One other observation is, at the moment, all of the art seemed to be from the same person, and listed at the same price point of $10,500.

Floor art

Floors had a colourful flourish to their signage, which was a nice touch. These pictures I believe were part of the permanent collection, as opposed to rotating or for sale, unlike in the wing off of the lobby.

With a lot of hotels being built, I expect we'll try some of those (such as the JW Marriott) were we to stay in Tampa-proper again. The Renaissance (even closer to the airport) and Epicurean (with a bigger focus on food quality and experience) are also tempting properties nearby. The Current, especially at its present price point either in cash or points, has a lot to offer and is worth a continued look.

Sitting in front of the window

  1. Super Bowl LV will be on February 7th, 2021

  2. All but one that I've spoken to this year have been fine with the extra children.

  3. The Pointe

  4. The front desk estimated $5 for a couple hours.

  5. the description makes this sound like a third room, but the living and dining areas are effectively in one large room
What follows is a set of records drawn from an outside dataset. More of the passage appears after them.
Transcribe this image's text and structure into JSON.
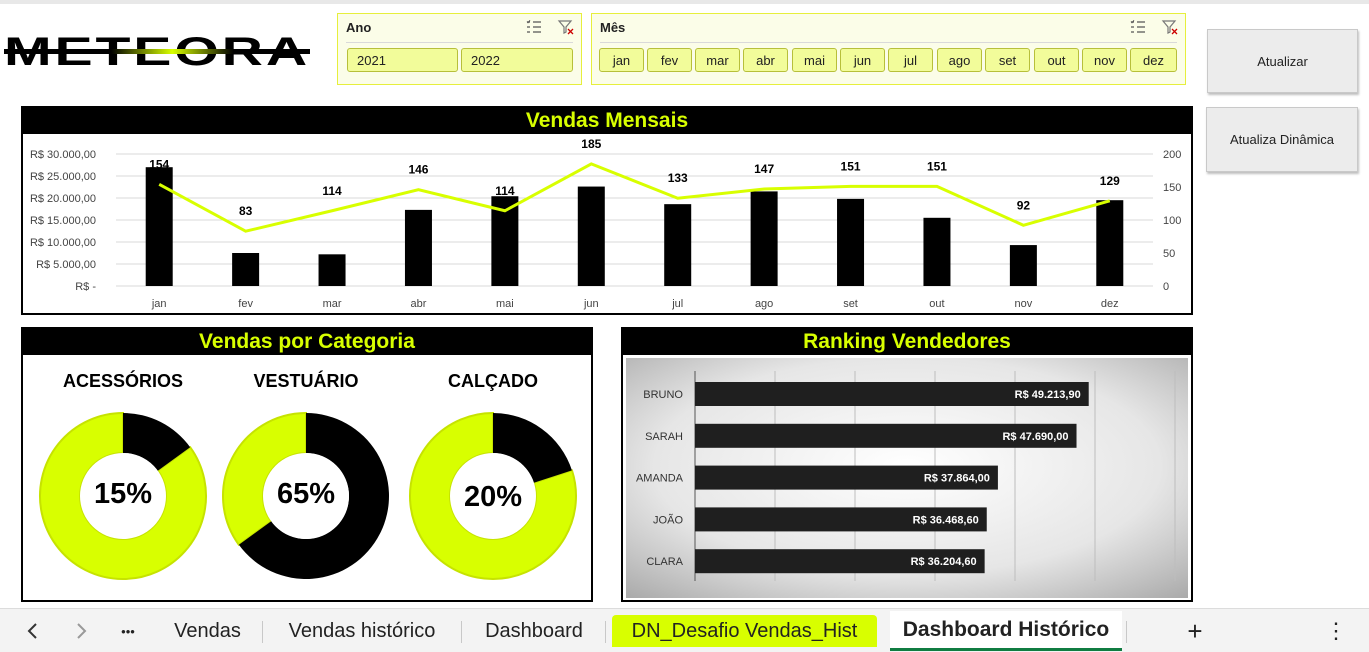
{
  "logo": {
    "text": "METEORA"
  },
  "slicers": {
    "year": {
      "title": "Ano",
      "options": [
        "2021",
        "2022"
      ]
    },
    "month": {
      "title": "Mês",
      "options": [
        "jan",
        "fev",
        "mar",
        "abr",
        "mai",
        "jun",
        "jul",
        "ago",
        "set",
        "out",
        "nov",
        "dez"
      ]
    }
  },
  "buttons": {
    "refresh": "Atualizar",
    "refresh_dynamic": "Atualiza Dinâmica"
  },
  "monthly": {
    "title": "Vendas Mensais",
    "y_ticks_left": [
      "R$ 30.000,00",
      "R$ 25.000,00",
      "R$ 20.000,00",
      "R$ 15.000,00",
      "R$ 10.000,00",
      "R$ 5.000,00",
      "R$ -"
    ],
    "y_ticks_right": [
      "200",
      "150",
      "100",
      "50",
      "0"
    ]
  },
  "category": {
    "title": "Vendas por Categoria",
    "items": [
      {
        "label": "ACESSÓRIOS",
        "pct": "15%",
        "value": 0.15
      },
      {
        "label": "VESTUÁRIO",
        "pct": "65%",
        "value": 0.65
      },
      {
        "label": "CALÇADO",
        "pct": "20%",
        "value": 0.2
      }
    ]
  },
  "ranking": {
    "title": "Ranking Vendedores",
    "sellers": [
      {
        "name": "BRUNO",
        "label": "R$ 49.213,90",
        "value": 49213.9
      },
      {
        "name": "SARAH",
        "label": "R$ 47.690,00",
        "value": 47690.0
      },
      {
        "name": "AMANDA",
        "label": "R$ 37.864,00",
        "value": 37864.0
      },
      {
        "name": "JOÃO",
        "label": "R$ 36.468,60",
        "value": 36468.6
      },
      {
        "name": "CLARA",
        "label": "R$ 36.204,60",
        "value": 36204.6
      }
    ]
  },
  "chart_data": {
    "type": "bar",
    "title": "Vendas Mensais",
    "categories": [
      "jan",
      "fev",
      "mar",
      "abr",
      "mai",
      "jun",
      "jul",
      "ago",
      "set",
      "out",
      "nov",
      "dez"
    ],
    "ylim": [
      0,
      30000
    ],
    "y2lim": [
      0,
      200
    ],
    "series": [
      {
        "type": "bar",
        "axis": "left",
        "values": [
          27000,
          7500,
          7200,
          17300,
          20400,
          22600,
          18600,
          21500,
          19800,
          15500,
          9300,
          19500
        ]
      },
      {
        "type": "line",
        "axis": "right",
        "values": [
          154,
          83,
          114,
          146,
          114,
          185,
          133,
          147,
          151,
          151,
          92,
          129
        ],
        "data_labels": [
          "154",
          "83",
          "114",
          "146",
          "114",
          "185",
          "133",
          "147",
          "151",
          "151",
          "92",
          "129"
        ]
      }
    ],
    "colors": {
      "bar": "#000000",
      "line": "#d8ff00",
      "accent": "#d8ff00"
    }
  },
  "tabs": {
    "nav_prev": "‹",
    "nav_next": "›",
    "more": "•••",
    "items": [
      "Vendas",
      "Vendas histórico",
      "Dashboard",
      "DN_Desafio Vendas_Hist",
      "Dashboard Histórico"
    ],
    "add": "+",
    "options": "⋮"
  }
}
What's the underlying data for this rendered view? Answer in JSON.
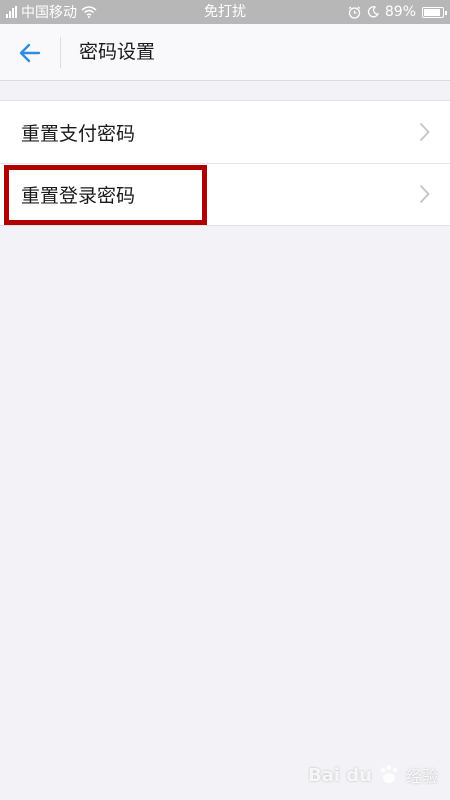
{
  "status_bar": {
    "carrier": "中国移动",
    "mode": "免打扰",
    "battery": "89%",
    "battery_level": 0.89,
    "icons": [
      "signal-icon",
      "wifi-icon",
      "alarm-icon",
      "moon-icon",
      "battery-icon"
    ]
  },
  "nav": {
    "back_icon": "arrow-left-icon",
    "title": "密码设置"
  },
  "list": {
    "items": [
      {
        "label": "重置支付密码"
      },
      {
        "label": "重置登录密码"
      }
    ]
  },
  "watermark": {
    "brand": "Bai du",
    "cn": "经验"
  },
  "colors": {
    "accent": "#2f8fde",
    "highlight": "#b10000",
    "background": "#f3f2f7",
    "status_bar": "#b7b7b7"
  }
}
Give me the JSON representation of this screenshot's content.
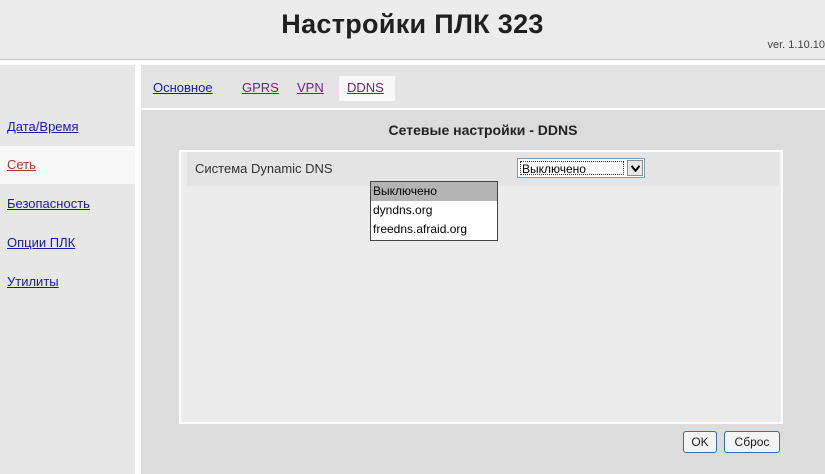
{
  "header": {
    "title": "Настройки ПЛК 323",
    "version": "ver. 1.10.10"
  },
  "sidebar": {
    "items": [
      {
        "label": "Дата/Время"
      },
      {
        "label": "Сеть"
      },
      {
        "label": "Безопасность"
      },
      {
        "label": "Опции ПЛК"
      },
      {
        "label": "Утилиты"
      }
    ],
    "active_index": 1
  },
  "tabs": [
    {
      "label": "Основное"
    },
    {
      "label": "GPRS"
    },
    {
      "label": "VPN"
    },
    {
      "label": "DDNS"
    }
  ],
  "active_tab": "DDNS",
  "main": {
    "section_title": "Сетевые настройки - DDNS",
    "ddns_field_label": "Система Dynamic DNS",
    "ddns_select_value": "Выключено",
    "ddns_options": [
      "Выключено",
      "dyndns.org",
      "freedns.afraid.org"
    ],
    "ddns_options_highlighted": 0
  },
  "buttons": {
    "ok_label": "OK",
    "reset_label": "Сброс"
  },
  "icons": {
    "select_arrow": "chevron-down-icon"
  },
  "colors": {
    "link": "#1a1aa6",
    "visited_link": "#7a1f7a",
    "active_sidebar_link": "#a23b2e",
    "button_border": "#3c6aa8"
  }
}
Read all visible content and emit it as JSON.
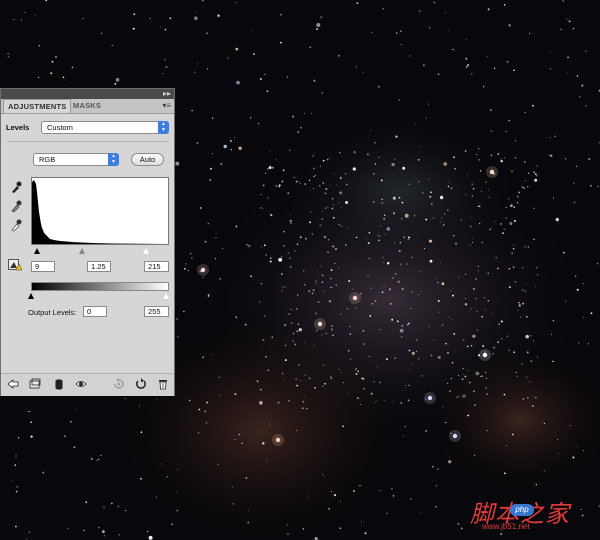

  6. "first in his class" is notable, although it fails to mention which Le Cordon Bleu campus, which is significant

  7. Massimo's doesn't say even as much

  8. 11:55